Washington--Although House and Senate conferees finally agreed last week on a record 1985 spending level for the Education Department, the appropriations bill--one of many rolled into a $500-billion catchall measure put together by a Congress scurrying to adjourn for the campaign season--may face a Presidential veto.
Meanwhile, in the confusing procedural maneuvering late last week, some 500,000 government workers across the country, including Education Department employees, were sent home for half a day Thursday, as the Administration accused the Congress of failing its responsibility to provide budgets for several departments for the 1985 fiscal year that began Oct. 1. As of midday Friday, government workers were back on the job under a 36-hour budget extension and House and3Senate leaders, saying they would return to the task this Tuesday if necessary, were working to reconcile their differences over the budget measure.

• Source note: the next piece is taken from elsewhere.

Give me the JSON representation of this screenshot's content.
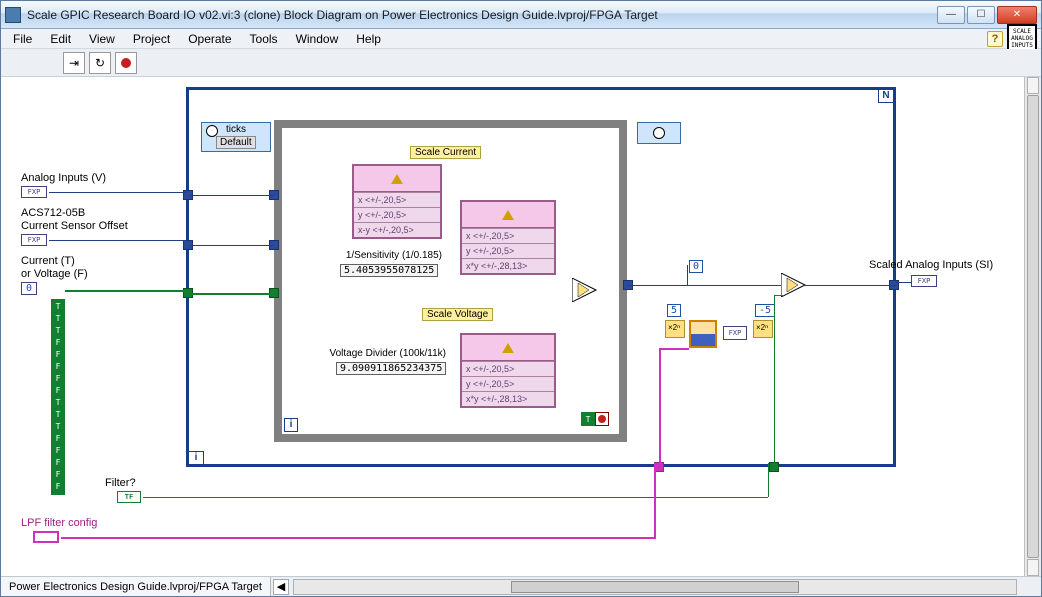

The government shutdown came after House and Senate conferees approved $17.6 billion in Education Department funds for fiscal 1985. That amount is the most ever for the department, $2.2 billion more than the $15.4 billion approved in the fiscal year that ended Sept. 30. The Reagan Administration had requested $15.5 billion for the 1985 fiscal year.
The department funds were incorporated into the funding bill, called a “continuing resolution,” that the Congress had failed to pass by midnight Oct. 3. Lawmakers had granted themselves a 72-hour extension from the start of the fiscal year, but missed that deadline without having completed action on the spending measure.
House and Senate conferees began work last Thursday evening to reconcile the differences in the $500-billion catchall spending bill, hours after the Senate had approved its version by voice vote.
The Reagan Administration has threatened to veto the continuing resolution if it contains extraneous amendments, such as a House-passed $18-billion authorization for long-term water projects.
The 98th Congress was scheduled to adjourn last Friday, Oct. 5, but it appeared that it may return this week.
According to Congressional aides, the agreement reached by House and Senate conferees last Tuesday for Education Department spending would provide: $3.7 billion for Chapter 1 aid to disadvantaged students; $532 million for Chapter 2 education block grants; $100 million for programs authorized last summer to improve instruction in mathematics and science; $75 million for magnet schools in school districts undergoing desegregation; $695 million for federal impact-aid programs; and $5 million for a new “excellence in education” fund.
Congress Passes Bills
The Congress passed two major education bills following a legislative flurry in which House and Senate conferees completed work on the measures in back-to-back conferences last Monday.
One bill included a five-year reauthorization of vocational-education programs; the other was an omnibus bill that reauthorized the impact-aid program and programs in adult, bilingual, and immigrant education.
The conferees killed a silent-prayer amendment that had stalled action on the omnibus authorization bill, House aides said. And they authorized, as part of the vocational-education bill, $500,000 for a national summit conference on education next year.
Before the conference on the two bills began last month, Congressional aides had found more than 250 differences between the House and Senate versions of the vocational-education reauthorization measure.
Most of these differences were worked out at the staff level, and when the House-Senate conferees met for the second and last time last Monday, they had only to resolve six issues.
The final version of the bill, HR 4164, authorizes a total of $950 million for vocational-education programs in fiscal 1985. As under current law, aid would be channeled to local school districts through grants to states.
Of the states’ grants, 22 percent would be earmarked for programs serving the disadvantaged; 12 percent for adults in need of training or retraining; 10 percent for the handicapped; 8.5 percent for single parents and homemakers; 3.5 percent for sex-equity programs; and 1 percent for the incarcerated.
Before turning to the vocational-education bill, conferees successful-ly completed the reconciliation of two widely diverging bills that reauthorize numerous education programs. (See Education Week, Sept. 12, 1984.)
The bill reauthorized the impact-aid, adult-education, bilingual-education, and migrant-education programs for four years, and the Women’s Educational Equity Act and the Indian Education Act programs for five years.
The bill also upgraded the Education Department’s office of migrant education, one of several offices in the department that was downgraded in a controversial reorganization last year.
Funding for impact aid was set at $740 million for fiscal 1985, increasing in annual $20-million increments to $800 million.
Funds for bilingual-education programs were set at $176 million and “such sums as necessary” for the next three years.
Under the bill, S 2496, migrant education would be funded at $30 million next year and $40 million per year through fiscal 1988.
The Women’s Educational Equity Act program is set to be funded at $10 million in fiscal 1985; that amount will increase to $20 million by fiscal 1989. Indian-education programs are to be funded for the next five years with “such sums as necessary.”
A version of this article appeared in the October 10, 1984 edition of Education Week as Congress Scrambles To Fund Agencies; Veto Possible